Warner acknowledges in an interview that he worked on the hospice-care legislation with UnitedHealth executives. But he stresses that he has long experience with health issues and has formed his own views. The senator echoes UnitedHealth's contention that a so-called public option could be a 'Trojan horse for a single-payer system,' meaning government-run medical care. Warner has heard from some of UnitedHealth's largest employer clients, such as Delta Air Lines (SWY). Delta CEO Richard H. Anderson, a former UnitedHealth executive, has told Warner and other lawmakers that big companies don't want government to limit their flexibility in crafting employee health benefits.
Despite the fact that UnitedHealth subsidiary Ingenix just settled lawsuits alleging it had manipulated data, legislative leaders have come to rely on data it produced,

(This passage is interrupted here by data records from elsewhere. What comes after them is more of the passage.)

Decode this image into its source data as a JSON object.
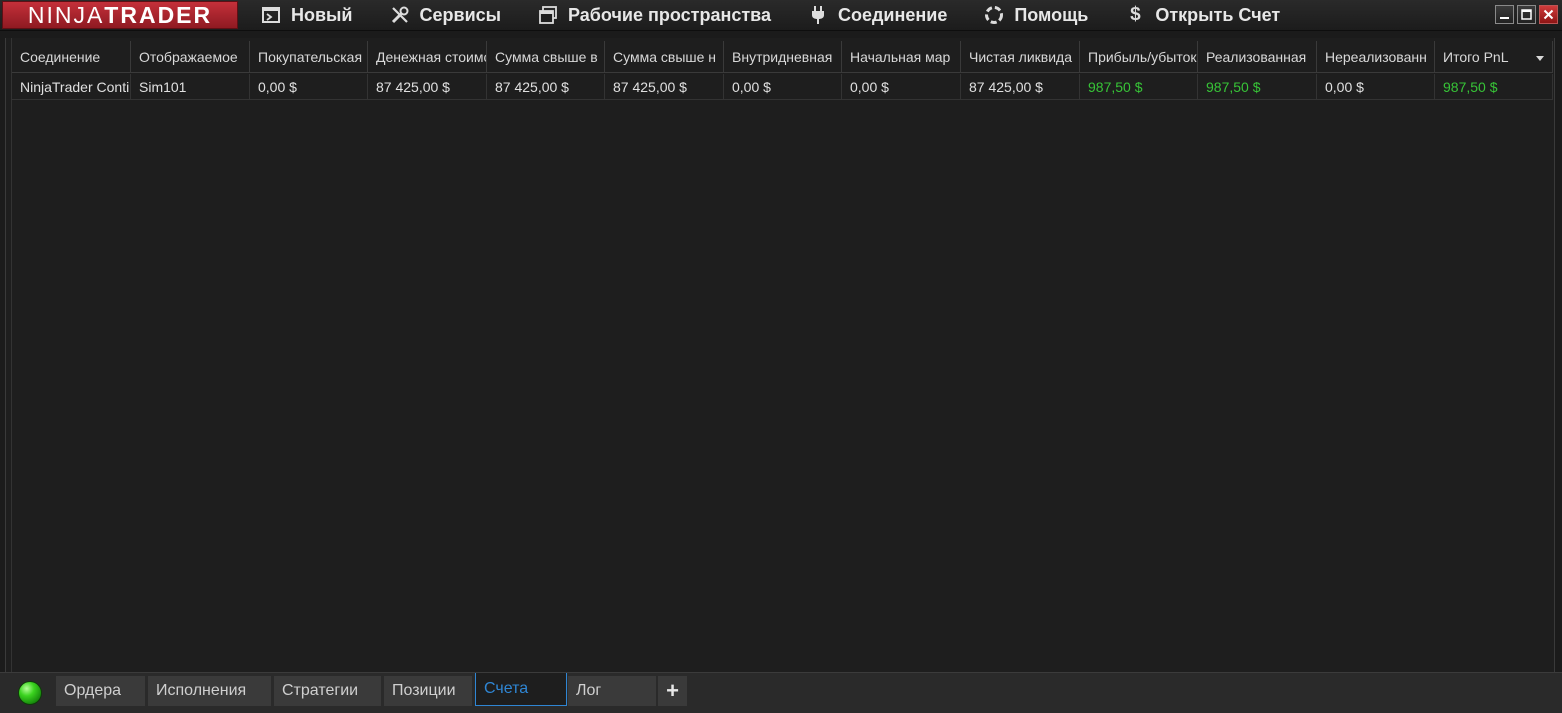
{
  "app": {
    "logo_part1": "NINJA",
    "logo_part2": "TRADER"
  },
  "menu": [
    {
      "label": "Новый",
      "icon": "new-window-icon"
    },
    {
      "label": "Сервисы",
      "icon": "tools-icon"
    },
    {
      "label": "Рабочие пространства",
      "icon": "workspaces-icon"
    },
    {
      "label": "Соединение",
      "icon": "plug-icon"
    },
    {
      "label": "Помощь",
      "icon": "lifebuoy-icon"
    },
    {
      "label": "Открыть Счет",
      "icon": "dollar-icon"
    }
  ],
  "grid": {
    "columns": [
      "Соединение",
      "Отображаемое",
      "Покупательская",
      "Денежная стоимость",
      "Сумма свыше в",
      "Сумма свыше н",
      "Внутридневная",
      "Начальная мар",
      "Чистая ликвида",
      "Прибыль/убыток",
      "Реализованная",
      "Нереализованн",
      "Итого PnL"
    ],
    "rows": [
      [
        "NinjaTrader Continuum",
        "Sim101",
        "0,00 $",
        "87 425,00 $",
        "87 425,00 $",
        "87 425,00 $",
        "0,00 $",
        "0,00 $",
        "87 425,00 $",
        "987,50 $",
        "987,50 $",
        "0,00 $",
        "987,50 $"
      ]
    ],
    "positive_color": "#37c437"
  },
  "tabs": [
    {
      "label": "Ордера"
    },
    {
      "label": "Исполнения"
    },
    {
      "label": "Стратегии"
    },
    {
      "label": "Позиции"
    },
    {
      "label": "Счета",
      "active": true
    },
    {
      "label": "Лог"
    }
  ],
  "tab_add_label": "+",
  "status": {
    "connection_color": "green"
  }
}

Warner and other opponents of a public plan have relied on an estimate by John Sheils, an actuary who says that 88 million people, or 56% of those with employer-provided coverage, would desert private insurance for a government-run program. That would destabilize the marketplace and potentially kill the private insurance industry, according to Sheils, who works for the Lewin Group, a corporate consulting firm in Falls Church, Va.

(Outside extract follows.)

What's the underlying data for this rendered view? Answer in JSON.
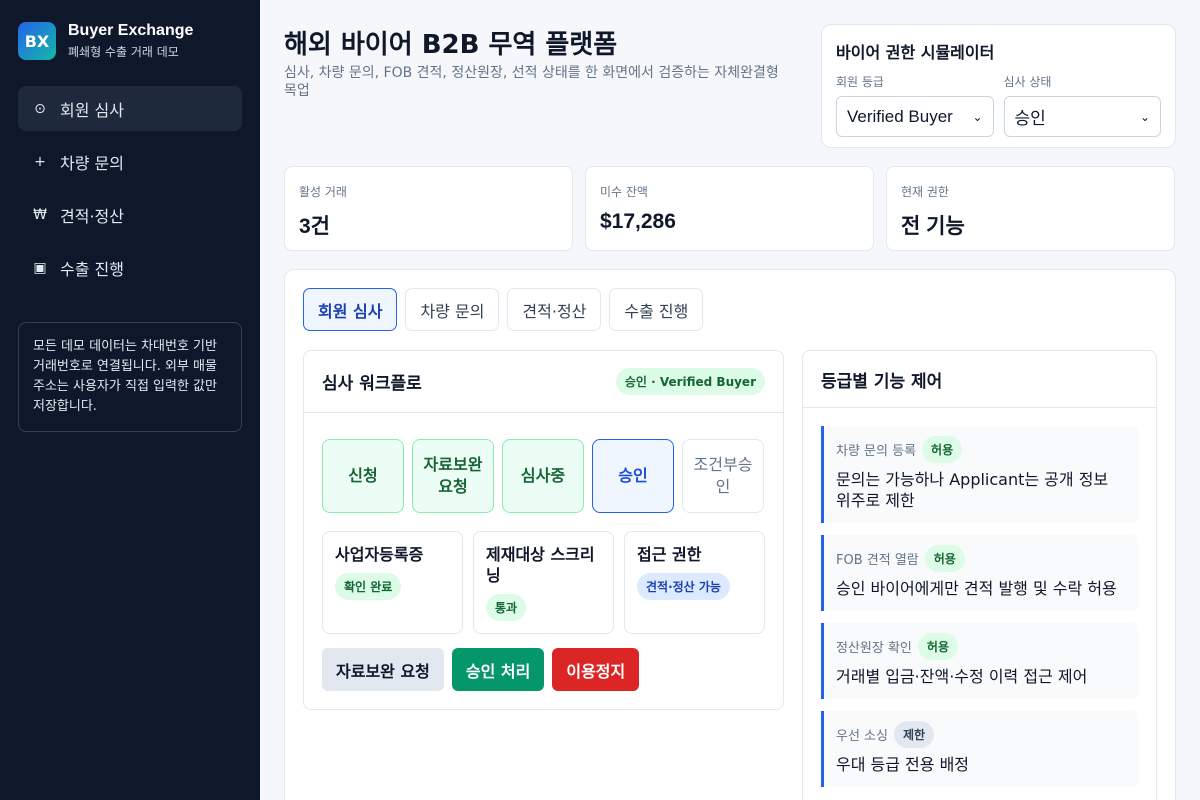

UnitedHealth lobbyists routinely cite Lewin's work, as do Senator Orrin G. Hatch (R-Utah), the second-ranking Republican on the Senate Finance Committee, and Eric Cantor (R-Va.), the House Republican Whip. Left out of these testimonials or buried in the fine print is that a UnitedHealth unit owns the Lewin Group and thus is ultimately responsible for Sheils' paycheck. In an interview, Sheils says UnitedHealth gives him and the Lewin firm complete independence: "We call it like we see it," he adds.
Why UnitedHealth wields such influence despite the numerous questions raised above about its leadership and ethics remains a mystery.
However, the clout of UnitedHealth and other large health care organizations with questionable leadership and ethics over US health care policy certainly explains why almost nobody talks about restraining concentration and abuse of power, or improving health care organizations' leadership and governance as parts of health care reform.
However, on Health Care Renewal, we have shown numerous examples of unrepresentative, unaccountable, opaque and ethically unconstrained governance of health care organizations. Such governance enables ill-informed, incompetent, conflicted, or even corrupt leadership. Such leadership may use tactics including deception, dishonesty and disinformation; intimidation and coercion; creation of perverse incentives; development of conflicts of interest; and outright fraud and corruption. We believe these are major causes of increasing costs, worsening access, declining quality, and demoralized health care professionals. (See our archives for numerous examples.)
As long as the foxes advise and influence the hen house guards, the likelihood of health care reform that will actually improve health and health care remains low.